Sing Kee Seafood Restaurant, a popular Cantonese restaurant opened in 2011, shuttered abruptly last month, Bowery Boogie reports. Although the owners have not released a public statement, the decision to close the establishment on 42 Bowery was purportedly due to a rent hike. Meanwhile on the Upper West Side, Henry’s, a neighborhood fixture since 1999, announced that its final service will be on Sunday, October 21, according to the West Side Rag. Owner Henry Rinehart cited “changes in my personal and professional priorities” as his reasons for leaving in a public message to customers. Scott Snyder, his former chef and current business partner, will assume ownership of the space.
Pop-ups and happenings around town
Chef Sam Smith of Tusk, a seasonal Middle Eastern restaurant in Portland, OR, and Matt Griffin of Studio at the Freehand New York hotel will join forces for a two-night dinner series starting on Tuesday, October 9. The duo will serve a special menu with highlights including Tusk’s cumin-spiced hummus made with shelling beans, as well as kibbe naya with raw lamb leg, turmeric, yogurt, and green wheat. For dessert, diners can order a chocolate zucchini cake topped with malted whipped cream. Reservations can be made here. In Brooklyn, Eater Young Gun DeVonn Francis is continuing to bring people together at Living Room, a seasonal chef-in-residence series at Yardy at Rype Studios. On Thursday, October 11, Jae Joseph will host a discussion with Sable Smith, an artist and writer, and Pamela Sneed, a poet, activist, and teacher. Tickets are $40. Over on Orchard and Essex Streets, the Lower East Side Partnership is gearing up for Sunday, October 14, when the neighborhood will celebrate its 19th annual Pickle Day, a street festival featuring gherkins galore from 20-plus local vendors.
Slice Out Hunger lets diners try New York’s best slices for $1 each
New York’s most prominent slice shops are teaming up on Wednesday, October 10 for Slice Out Hunger, an annual pizza festival at St. Anthony’s Church in Greenwich Village. All proceeds will be split between The Sylvia Center, a nonprofit that promotes healthy eating, and City Harvest, a local charity that rescues 61 million pounds of potential food waste each year and delivers it to food-insecure New Yorkers. Scott Wiener, the founder of Scott’s Pizza Tours, is throwing the event, which brings together a star-studded line-up including Di Fara, Lucali, Paulie Gee’s Slice Shop, Patsy’s, and Prince Street Pizza. All slices are available for just $1, with a limit of one per customer from each pizzeria. A $150 donation allows two customers to skip the lines with a VIPizza Passport.
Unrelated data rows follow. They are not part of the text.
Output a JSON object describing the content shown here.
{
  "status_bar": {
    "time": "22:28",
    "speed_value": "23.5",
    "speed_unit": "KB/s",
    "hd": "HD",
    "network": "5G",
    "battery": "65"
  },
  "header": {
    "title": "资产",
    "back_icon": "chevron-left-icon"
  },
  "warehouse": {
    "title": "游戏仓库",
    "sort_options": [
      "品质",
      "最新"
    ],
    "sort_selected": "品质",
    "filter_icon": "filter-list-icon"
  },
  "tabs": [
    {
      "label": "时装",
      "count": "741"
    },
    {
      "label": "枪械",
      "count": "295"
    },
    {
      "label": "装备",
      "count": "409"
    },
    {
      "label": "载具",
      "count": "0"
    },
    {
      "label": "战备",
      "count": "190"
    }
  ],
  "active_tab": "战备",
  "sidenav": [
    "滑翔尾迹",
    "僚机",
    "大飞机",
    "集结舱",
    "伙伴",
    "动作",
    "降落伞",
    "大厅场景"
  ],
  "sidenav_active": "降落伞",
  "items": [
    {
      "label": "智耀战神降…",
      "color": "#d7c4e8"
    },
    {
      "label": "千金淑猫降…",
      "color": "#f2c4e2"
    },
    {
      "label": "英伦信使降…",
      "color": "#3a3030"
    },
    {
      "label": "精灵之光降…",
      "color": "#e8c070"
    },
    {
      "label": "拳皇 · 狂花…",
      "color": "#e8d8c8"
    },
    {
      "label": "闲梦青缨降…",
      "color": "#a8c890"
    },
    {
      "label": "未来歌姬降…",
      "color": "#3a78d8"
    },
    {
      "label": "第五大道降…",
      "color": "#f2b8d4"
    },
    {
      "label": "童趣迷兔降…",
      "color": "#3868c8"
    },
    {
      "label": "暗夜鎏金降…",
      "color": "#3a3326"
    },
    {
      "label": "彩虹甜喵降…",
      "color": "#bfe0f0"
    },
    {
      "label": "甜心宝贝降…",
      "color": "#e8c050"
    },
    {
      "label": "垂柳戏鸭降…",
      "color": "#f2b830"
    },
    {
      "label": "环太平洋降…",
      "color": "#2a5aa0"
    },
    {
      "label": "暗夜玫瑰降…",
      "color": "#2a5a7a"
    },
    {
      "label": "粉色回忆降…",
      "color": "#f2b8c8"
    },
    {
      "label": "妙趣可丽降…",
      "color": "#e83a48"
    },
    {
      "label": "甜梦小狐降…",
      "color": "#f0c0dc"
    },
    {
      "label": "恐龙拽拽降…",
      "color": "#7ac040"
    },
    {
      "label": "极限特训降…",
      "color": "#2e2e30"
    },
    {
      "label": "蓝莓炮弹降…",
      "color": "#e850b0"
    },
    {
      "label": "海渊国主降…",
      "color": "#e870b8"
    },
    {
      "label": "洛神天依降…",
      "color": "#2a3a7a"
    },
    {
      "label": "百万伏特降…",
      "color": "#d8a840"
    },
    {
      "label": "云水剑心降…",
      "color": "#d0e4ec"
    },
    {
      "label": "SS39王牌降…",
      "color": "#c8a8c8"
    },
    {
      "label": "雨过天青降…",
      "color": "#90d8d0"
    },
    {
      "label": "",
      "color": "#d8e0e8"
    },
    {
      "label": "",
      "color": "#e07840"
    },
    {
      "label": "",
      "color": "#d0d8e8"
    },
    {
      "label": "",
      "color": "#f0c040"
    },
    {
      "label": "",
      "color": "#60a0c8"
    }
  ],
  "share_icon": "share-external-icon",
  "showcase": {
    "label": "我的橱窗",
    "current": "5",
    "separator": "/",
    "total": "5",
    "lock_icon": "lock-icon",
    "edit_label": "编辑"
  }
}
Hot Bread Kitchen’s pioneering founder will step down after a decade
Jessamyn Waldman Rodriguez, the founder of East Harlem-based social enterprise Hot Bread Kitchen, will step down from the organization after 10 years, the Times reports. Rodriguez worked for years in the nonprofit sector prior to launching the project in her Brooklyn kitchen. Over the past decade, the organization has provided job training for income-insecure women, many of whom are immigrants or recovering from incarceration. Since its launch, the program has expanded to include HBK Incubates, an incubator that provides resources to small-scale food entrepreneurs. Hot Bread Kitchen will continue to grow and expand nationally under the leadership of its new executive director, Shaolee Sen.
This New York ice carving studio is offering ice luges for private parties
Okamoto Studio, a New York-based ice carving collective run by Takeo and Shintaro Okamoto, has announced that it will offer hand-carved ice sculptures for private events. In recent years, the father-son team have made a name for themselves at the city’s cocktail bars. Their larger ice sculptures have popped up around town at everything from bar mitzvahs and weddings to flashy events for the fashion set. Now, for $220 a piece, customers can purchase a “Fun Luge,” a 30-pound, LED-illuminated ice sculpture designed to chill drinks. The unconventional centerpieces come in more than 50 designs ranging from predictable — a Halloween pumpkin — to over-the-top — the aptly titled “Dude Torso.” Once the drinks start flowing, party guests have four to six hours before it all quite literally melts away.